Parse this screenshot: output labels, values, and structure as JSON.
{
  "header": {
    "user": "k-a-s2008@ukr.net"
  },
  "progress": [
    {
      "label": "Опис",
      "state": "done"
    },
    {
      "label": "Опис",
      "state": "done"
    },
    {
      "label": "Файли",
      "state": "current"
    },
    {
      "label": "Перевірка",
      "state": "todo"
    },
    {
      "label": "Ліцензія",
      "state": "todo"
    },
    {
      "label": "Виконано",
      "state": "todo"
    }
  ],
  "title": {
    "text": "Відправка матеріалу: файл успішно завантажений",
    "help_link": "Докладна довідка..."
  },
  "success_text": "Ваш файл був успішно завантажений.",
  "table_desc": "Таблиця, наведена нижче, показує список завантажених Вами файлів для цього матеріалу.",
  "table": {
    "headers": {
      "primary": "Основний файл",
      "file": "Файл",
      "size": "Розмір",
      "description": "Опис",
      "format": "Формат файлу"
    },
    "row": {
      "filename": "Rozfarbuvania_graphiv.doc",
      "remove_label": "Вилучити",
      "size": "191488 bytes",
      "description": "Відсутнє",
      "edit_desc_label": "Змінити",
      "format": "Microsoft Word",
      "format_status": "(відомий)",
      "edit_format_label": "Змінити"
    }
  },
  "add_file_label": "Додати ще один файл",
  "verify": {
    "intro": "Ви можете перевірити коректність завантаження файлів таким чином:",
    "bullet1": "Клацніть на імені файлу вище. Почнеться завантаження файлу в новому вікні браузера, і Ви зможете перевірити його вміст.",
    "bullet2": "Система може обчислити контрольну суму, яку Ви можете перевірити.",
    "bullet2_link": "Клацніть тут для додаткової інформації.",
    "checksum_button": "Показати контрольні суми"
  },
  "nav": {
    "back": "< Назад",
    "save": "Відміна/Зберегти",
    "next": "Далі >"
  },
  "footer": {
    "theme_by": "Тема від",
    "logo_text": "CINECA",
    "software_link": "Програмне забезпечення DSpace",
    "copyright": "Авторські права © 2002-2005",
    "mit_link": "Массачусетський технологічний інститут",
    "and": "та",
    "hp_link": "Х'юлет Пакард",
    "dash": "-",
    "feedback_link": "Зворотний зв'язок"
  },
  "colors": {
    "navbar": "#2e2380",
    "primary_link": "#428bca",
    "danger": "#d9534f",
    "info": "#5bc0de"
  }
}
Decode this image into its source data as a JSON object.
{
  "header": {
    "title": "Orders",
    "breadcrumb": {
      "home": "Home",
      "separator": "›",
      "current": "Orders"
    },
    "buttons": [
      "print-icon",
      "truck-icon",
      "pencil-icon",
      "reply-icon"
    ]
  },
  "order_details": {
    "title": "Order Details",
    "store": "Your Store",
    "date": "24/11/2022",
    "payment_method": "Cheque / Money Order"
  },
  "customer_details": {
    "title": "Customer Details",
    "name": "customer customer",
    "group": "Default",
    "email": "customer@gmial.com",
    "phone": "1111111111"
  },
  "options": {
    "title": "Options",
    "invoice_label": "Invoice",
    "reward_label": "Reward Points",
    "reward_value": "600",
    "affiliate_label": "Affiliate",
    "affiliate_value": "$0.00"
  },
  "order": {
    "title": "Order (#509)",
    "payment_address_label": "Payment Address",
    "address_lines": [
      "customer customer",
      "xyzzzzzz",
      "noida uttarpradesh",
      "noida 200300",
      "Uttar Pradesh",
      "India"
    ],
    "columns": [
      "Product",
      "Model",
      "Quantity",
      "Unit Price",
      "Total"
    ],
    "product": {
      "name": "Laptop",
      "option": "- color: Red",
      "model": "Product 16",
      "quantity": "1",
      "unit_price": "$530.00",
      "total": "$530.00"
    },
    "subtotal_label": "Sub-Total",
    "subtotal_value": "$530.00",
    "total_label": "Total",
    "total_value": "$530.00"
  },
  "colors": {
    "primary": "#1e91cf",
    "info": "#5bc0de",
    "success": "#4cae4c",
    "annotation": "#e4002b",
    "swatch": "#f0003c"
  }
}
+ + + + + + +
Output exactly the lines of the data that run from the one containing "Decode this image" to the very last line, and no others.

Decode this image into its source data as a JSON object.
{
  "header": {
    "title": "Orders",
    "breadcrumb": {
      "home": "Home",
      "separator": "›",
      "current": "Orders"
    },
    "buttons": [
      "print-icon",
      "truck-icon",
      "pencil-icon",
      "reply-icon"
    ]
  },
  "order_details": {
    "title": "Order Details",
    "store": "Your Store",
    "date": "24/11/2022",
    "payment_method": "Cheque / Money Order"
  },
  "customer_details": {
    "title": "Customer Details",
    "name": "customer customer",
    "group": "Default",
    "email": "customer@gmial.com",
    "phone": "1111111111"
  },
  "options": {
    "title": "Options",
    "invoice_label": "Invoice",
    "reward_label": "Reward Points",
    "reward_value": "600",
    "affiliate_label": "Affiliate",
    "affiliate_value": "$0.00"
  },
  "order": {
    "title": "Order (#509)",
    "payment_address_label": "Payment Address",
    "address_lines": [
      "customer customer",
      "xyzzzzzz",
      "noida uttarpradesh",
      "noida 200300",
      "Uttar Pradesh",
      "India"
    ],
    "columns": [
      "Product",
      "Model",
      "Quantity",
      "Unit Price",
      "Total"
    ],
    "product": {
      "name": "Laptop",
      "option": "- color: Red",
      "model": "Product 16",
      "quantity": "1",
      "unit_price": "$530.00",
      "total": "$530.00"
    },
    "subtotal_label": "Sub-Total",
    "subtotal_value": "$530.00",
    "total_label": "Total",
    "total_value": "$530.00"
  },
  "colors": {
    "primary": "#1e91cf",
    "info": "#5bc0de",
    "success": "#4cae4c",
    "annotation": "#e4002b",
    "swatch": "#f0003c"
  }
}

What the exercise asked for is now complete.